_PROVIDED MATERIAL_
- - - - -

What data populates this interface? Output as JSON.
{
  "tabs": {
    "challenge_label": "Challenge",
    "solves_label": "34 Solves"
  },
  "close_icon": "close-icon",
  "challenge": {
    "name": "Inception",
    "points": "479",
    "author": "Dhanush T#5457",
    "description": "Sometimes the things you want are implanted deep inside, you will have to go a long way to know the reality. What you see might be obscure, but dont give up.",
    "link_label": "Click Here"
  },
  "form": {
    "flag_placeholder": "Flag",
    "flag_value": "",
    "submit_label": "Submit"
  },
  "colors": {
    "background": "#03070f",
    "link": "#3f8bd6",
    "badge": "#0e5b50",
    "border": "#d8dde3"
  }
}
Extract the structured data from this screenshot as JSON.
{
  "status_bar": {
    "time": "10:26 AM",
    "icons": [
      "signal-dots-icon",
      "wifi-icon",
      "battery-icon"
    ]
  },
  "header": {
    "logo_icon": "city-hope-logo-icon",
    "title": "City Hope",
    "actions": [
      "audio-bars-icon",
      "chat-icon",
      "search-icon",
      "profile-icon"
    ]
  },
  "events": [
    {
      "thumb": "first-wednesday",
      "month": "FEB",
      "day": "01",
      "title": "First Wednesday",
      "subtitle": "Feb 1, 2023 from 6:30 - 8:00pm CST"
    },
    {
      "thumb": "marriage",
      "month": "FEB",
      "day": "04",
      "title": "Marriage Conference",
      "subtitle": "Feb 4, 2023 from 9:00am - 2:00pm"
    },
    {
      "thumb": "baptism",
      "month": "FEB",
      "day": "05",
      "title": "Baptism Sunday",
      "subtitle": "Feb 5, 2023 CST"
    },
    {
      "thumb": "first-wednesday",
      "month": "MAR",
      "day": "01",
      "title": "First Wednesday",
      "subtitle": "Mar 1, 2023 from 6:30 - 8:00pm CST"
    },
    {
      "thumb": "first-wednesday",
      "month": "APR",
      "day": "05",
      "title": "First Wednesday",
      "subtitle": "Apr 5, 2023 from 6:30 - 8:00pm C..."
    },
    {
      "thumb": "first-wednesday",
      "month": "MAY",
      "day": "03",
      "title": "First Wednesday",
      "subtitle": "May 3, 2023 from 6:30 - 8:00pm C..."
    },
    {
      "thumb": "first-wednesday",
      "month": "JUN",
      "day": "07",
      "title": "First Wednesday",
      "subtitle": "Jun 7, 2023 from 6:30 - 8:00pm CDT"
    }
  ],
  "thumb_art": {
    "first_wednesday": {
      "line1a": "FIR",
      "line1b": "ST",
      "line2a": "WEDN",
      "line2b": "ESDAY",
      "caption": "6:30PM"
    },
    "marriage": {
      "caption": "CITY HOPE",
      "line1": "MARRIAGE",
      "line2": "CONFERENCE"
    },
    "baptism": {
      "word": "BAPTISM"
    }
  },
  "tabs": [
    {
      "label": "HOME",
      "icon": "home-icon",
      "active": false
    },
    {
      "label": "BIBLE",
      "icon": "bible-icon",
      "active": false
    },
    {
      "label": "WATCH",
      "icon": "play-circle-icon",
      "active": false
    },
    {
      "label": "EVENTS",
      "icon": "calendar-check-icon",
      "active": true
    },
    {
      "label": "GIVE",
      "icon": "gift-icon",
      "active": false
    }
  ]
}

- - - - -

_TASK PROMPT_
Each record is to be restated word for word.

_YOUR SOLUTION_
What data populates this interface? Output as JSON.
{
  "tabs": {
    "challenge_label": "Challenge",
    "solves_label": "34 Solves"
  },
  "close_icon": "close-icon",
  "challenge": {
    "name": "Inception",
    "points": "479",
    "author": "Dhanush T#5457",
    "description": "Sometimes the things you want are implanted deep inside, you will have to go a long way to know the reality. What you see might be obscure, but dont give up.",
    "link_label": "Click Here"
  },
  "form": {
    "flag_placeholder": "Flag",
    "flag_value": "",
    "submit_label": "Submit"
  },
  "colors": {
    "background": "#03070f",
    "link": "#3f8bd6",
    "badge": "#0e5b50",
    "border": "#d8dde3"
  }
}
Extract the structured data from this screenshot as JSON.
{
  "status_bar": {
    "time": "10:26 AM",
    "icons": [
      "signal-dots-icon",
      "wifi-icon",
      "battery-icon"
    ]
  },
  "header": {
    "logo_icon": "city-hope-logo-icon",
    "title": "City Hope",
    "actions": [
      "audio-bars-icon",
      "chat-icon",
      "search-icon",
      "profile-icon"
    ]
  },
  "events": [
    {
      "thumb": "first-wednesday",
      "month": "FEB",
      "day": "01",
      "title": "First Wednesday",
      "subtitle": "Feb 1, 2023 from 6:30 - 8:00pm CST"
    },
    {
      "thumb": "marriage",
      "month": "FEB",
      "day": "04",
      "title": "Marriage Conference",
      "subtitle": "Feb 4, 2023 from 9:00am - 2:00pm"
    },
    {
      "thumb": "baptism",
      "month": "FEB",
      "day": "05",
      "title": "Baptism Sunday",
      "subtitle": "Feb 5, 2023 CST"
    },
    {
      "thumb": "first-wednesday",
      "month": "MAR",
      "day": "01",
      "title": "First Wednesday",
      "subtitle": "Mar 1, 2023 from 6:30 - 8:00pm CST"
    },
    {
      "thumb": "first-wednesday",
      "month": "APR",
      "day": "05",
      "title": "First Wednesday",
      "subtitle": "Apr 5, 2023 from 6:30 - 8:00pm C..."
    },
    {
      "thumb": "first-wednesday",
      "month": "MAY",
      "day": "03",
      "title": "First Wednesday",
      "subtitle": "May 3, 2023 from 6:30 - 8:00pm C..."
    },
    {
      "thumb": "first-wednesday",
      "month": "JUN",
      "day": "07",
      "title": "First Wednesday",
      "subtitle": "Jun 7, 2023 from 6:30 - 8:00pm CDT"
    }
  ],
  "thumb_art": {
    "first_wednesday": {
      "line1a": "FIR",
      "line1b": "ST",
      "line2a": "WEDN",
      "line2b": "ESDAY",
      "caption": "6:30PM"
    },
    "marriage": {
      "caption": "CITY HOPE",
      "line1": "MARRIAGE",
      "line2": "CONFERENCE"
    },
    "baptism": {
      "word": "BAPTISM"
    }
  },
  "tabs": [
    {
      "label": "HOME",
      "icon": "home-icon",
      "active": false
    },
    {
      "label": "BIBLE",
      "icon": "bible-icon",
      "active": false
    },
    {
      "label": "WATCH",
      "icon": "play-circle-icon",
      "active": false
    },
    {
      "label": "EVENTS",
      "icon": "calendar-check-icon",
      "active": true
    },
    {
      "label": "GIVE",
      "icon": "gift-icon",
      "active": false
    }
  ]
}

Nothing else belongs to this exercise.